WHAT YOU WILL DO:
Gather the lines below that include the string "fondo", copying each in full.

[Website and app data records]

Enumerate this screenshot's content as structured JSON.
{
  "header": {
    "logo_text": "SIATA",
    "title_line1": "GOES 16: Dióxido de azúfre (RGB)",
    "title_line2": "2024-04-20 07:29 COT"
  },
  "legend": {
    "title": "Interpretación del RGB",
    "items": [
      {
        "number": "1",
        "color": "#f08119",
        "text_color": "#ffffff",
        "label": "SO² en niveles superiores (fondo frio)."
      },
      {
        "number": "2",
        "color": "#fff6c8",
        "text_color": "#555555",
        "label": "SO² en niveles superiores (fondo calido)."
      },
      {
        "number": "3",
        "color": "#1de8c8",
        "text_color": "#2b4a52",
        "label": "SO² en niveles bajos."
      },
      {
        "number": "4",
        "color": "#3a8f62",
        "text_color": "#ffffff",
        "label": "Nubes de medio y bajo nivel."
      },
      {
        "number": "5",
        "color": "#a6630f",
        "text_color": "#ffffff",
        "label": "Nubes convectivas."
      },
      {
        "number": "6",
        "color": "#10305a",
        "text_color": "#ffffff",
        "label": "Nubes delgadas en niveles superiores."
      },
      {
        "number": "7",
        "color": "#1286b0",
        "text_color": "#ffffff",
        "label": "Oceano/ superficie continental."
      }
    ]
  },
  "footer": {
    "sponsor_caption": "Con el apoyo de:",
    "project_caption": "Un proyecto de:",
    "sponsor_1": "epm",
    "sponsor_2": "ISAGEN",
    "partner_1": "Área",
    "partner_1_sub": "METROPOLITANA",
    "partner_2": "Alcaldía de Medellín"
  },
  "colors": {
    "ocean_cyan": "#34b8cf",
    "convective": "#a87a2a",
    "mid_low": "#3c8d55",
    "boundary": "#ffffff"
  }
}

RESPONSE AREA:
        "label": "SO² en niveles superiores (fondo frio)."
        "label": "SO² en niveles superiores (fondo calido)."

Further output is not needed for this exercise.